** ACTIVITY **
Return the whole of the data exactly.

[RECORDS FOR THE EXERCISE]

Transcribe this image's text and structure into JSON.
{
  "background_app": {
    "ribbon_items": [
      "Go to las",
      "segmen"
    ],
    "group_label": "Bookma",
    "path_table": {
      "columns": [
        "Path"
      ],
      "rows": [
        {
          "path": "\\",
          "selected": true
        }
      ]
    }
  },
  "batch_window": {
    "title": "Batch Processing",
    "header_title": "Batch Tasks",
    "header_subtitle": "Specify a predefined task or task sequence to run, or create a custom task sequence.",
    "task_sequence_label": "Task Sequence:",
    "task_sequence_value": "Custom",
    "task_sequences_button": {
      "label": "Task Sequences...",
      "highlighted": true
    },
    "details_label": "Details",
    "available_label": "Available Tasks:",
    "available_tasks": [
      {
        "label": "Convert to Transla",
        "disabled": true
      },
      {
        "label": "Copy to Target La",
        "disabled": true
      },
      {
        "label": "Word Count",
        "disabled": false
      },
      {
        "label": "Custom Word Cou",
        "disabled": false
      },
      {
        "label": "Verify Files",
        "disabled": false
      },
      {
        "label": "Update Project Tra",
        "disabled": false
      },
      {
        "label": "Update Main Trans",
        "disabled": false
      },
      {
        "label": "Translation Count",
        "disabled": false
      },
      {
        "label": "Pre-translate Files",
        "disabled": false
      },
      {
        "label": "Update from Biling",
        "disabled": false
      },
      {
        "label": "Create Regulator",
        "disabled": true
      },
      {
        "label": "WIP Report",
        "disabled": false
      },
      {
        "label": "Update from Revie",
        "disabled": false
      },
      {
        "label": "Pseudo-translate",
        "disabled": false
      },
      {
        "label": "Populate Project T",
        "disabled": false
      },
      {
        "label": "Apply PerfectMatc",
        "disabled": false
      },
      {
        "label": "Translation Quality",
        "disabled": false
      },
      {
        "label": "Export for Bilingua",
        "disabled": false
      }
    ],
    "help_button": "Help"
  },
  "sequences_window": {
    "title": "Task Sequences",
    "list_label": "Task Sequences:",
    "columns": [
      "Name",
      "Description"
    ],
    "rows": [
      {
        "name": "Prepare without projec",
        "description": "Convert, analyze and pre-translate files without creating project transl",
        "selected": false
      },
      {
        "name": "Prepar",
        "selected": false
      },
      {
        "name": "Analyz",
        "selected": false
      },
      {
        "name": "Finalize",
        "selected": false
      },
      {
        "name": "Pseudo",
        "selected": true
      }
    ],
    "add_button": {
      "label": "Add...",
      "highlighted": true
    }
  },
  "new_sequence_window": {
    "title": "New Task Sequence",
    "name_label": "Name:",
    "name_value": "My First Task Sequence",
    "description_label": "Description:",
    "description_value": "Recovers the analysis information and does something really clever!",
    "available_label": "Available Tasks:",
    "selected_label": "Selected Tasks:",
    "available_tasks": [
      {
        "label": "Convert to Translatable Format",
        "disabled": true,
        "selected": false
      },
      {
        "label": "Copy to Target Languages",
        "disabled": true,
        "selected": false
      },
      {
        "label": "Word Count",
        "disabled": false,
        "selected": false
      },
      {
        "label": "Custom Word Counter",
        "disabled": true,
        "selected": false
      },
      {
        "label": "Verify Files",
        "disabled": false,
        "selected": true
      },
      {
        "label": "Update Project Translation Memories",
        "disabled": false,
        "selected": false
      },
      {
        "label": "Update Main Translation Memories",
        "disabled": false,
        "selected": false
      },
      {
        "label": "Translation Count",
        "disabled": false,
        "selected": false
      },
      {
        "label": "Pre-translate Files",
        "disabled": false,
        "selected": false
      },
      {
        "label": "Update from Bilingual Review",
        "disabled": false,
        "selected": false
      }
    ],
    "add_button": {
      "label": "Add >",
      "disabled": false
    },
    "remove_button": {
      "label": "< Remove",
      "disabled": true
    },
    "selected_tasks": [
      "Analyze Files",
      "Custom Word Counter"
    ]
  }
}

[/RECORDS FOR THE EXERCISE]

** EXPECTED ANSWER **
Transcribe this image's text and structure into JSON.
{
  "background_app": {
    "ribbon_items": [
      "Go to las",
      "segmen"
    ],
    "group_label": "Bookma",
    "path_table": {
      "columns": [
        "Path"
      ],
      "rows": [
        {
          "path": "\\",
          "selected": true
        }
      ]
    }
  },
  "batch_window": {
    "title": "Batch Processing",
    "header_title": "Batch Tasks",
    "header_subtitle": "Specify a predefined task or task sequence to run, or create a custom task sequence.",
    "task_sequence_label": "Task Sequence:",
    "task_sequence_value": "Custom",
    "task_sequences_button": {
      "label": "Task Sequences...",
      "highlighted": true
    },
    "details_label": "Details",
    "available_label": "Available Tasks:",
    "available_tasks": [
      {
        "label": "Convert to Transla",
        "disabled": true
      },
      {
        "label": "Copy to Target La",
        "disabled": true
      },
      {
        "label": "Word Count",
        "disabled": false
      },
      {
        "label": "Custom Word Cou",
        "disabled": false
      },
      {
        "label": "Verify Files",
        "disabled": false
      },
      {
        "label": "Update Project Tra",
        "disabled": false
      },
      {
        "label": "Update Main Trans",
        "disabled": false
      },
      {
        "label": "Translation Count",
        "disabled": false
      },
      {
        "label": "Pre-translate Files",
        "disabled": false
      },
      {
        "label": "Update from Biling",
        "disabled": false
      },
      {
        "label": "Create Regulator",
        "disabled": true
      },
      {
        "label": "WIP Report",
        "disabled": false
      },
      {
        "label": "Update from Revie",
        "disabled": false
      },
      {
        "label": "Pseudo-translate",
        "disabled": false
      },
      {
        "label": "Populate Project T",
        "disabled": false
      },
      {
        "label": "Apply PerfectMatc",
        "disabled": false
      },
      {
        "label": "Translation Quality",
        "disabled": false
      },
      {
        "label": "Export for Bilingua",
        "disabled": false
      }
    ],
    "help_button": "Help"
  },
  "sequences_window": {
    "title": "Task Sequences",
    "list_label": "Task Sequences:",
    "columns": [
      "Name",
      "Description"
    ],
    "rows": [
      {
        "name": "Prepare without projec",
        "description": "Convert, analyze and pre-translate files without creating project transl",
        "selected": false
      },
      {
        "name": "Prepar",
        "selected": false
      },
      {
        "name": "Analyz",
        "selected": false
      },
      {
        "name": "Finalize",
        "selected": false
      },
      {
        "name": "Pseudo",
        "selected": true
      }
    ],
    "add_button": {
      "label": "Add...",
      "highlighted": true
    }
  },
  "new_sequence_window": {
    "title": "New Task Sequence",
    "name_label": "Name:",
    "name_value": "My First Task Sequence",
    "description_label": "Description:",
    "description_value": "Recovers the analysis information and does something really clever!",
    "available_label": "Available Tasks:",
    "selected_label": "Selected Tasks:",
    "available_tasks": [
      {
        "label": "Convert to Translatable Format",
        "disabled": true,
        "selected": false
      },
      {
        "label": "Copy to Target Languages",
        "disabled": true,
        "selected": false
      },
      {
        "label": "Word Count",
        "disabled": false,
        "selected": false
      },
      {
        "label": "Custom Word Counter",
        "disabled": true,
        "selected": false
      },
      {
        "label": "Verify Files",
        "disabled": false,
        "selected": true
      },
      {
        "label": "Update Project Translation Memories",
        "disabled": false,
        "selected": false
      },
      {
        "label": "Update Main Translation Memories",
        "disabled": false,
        "selected": false
      },
      {
        "label": "Translation Count",
        "disabled": false,
        "selected": false
      },
      {
        "label": "Pre-translate Files",
        "disabled": false,
        "selected": false
      },
      {
        "label": "Update from Bilingual Review",
        "disabled": false,
        "selected": false
      }
    ],
    "add_button": {
      "label": "Add >",
      "disabled": false
    },
    "remove_button": {
      "label": "< Remove",
      "disabled": true
    },
    "selected_tasks": [
      "Analyze Files",
      "Custom Word Counter"
    ]
  }
}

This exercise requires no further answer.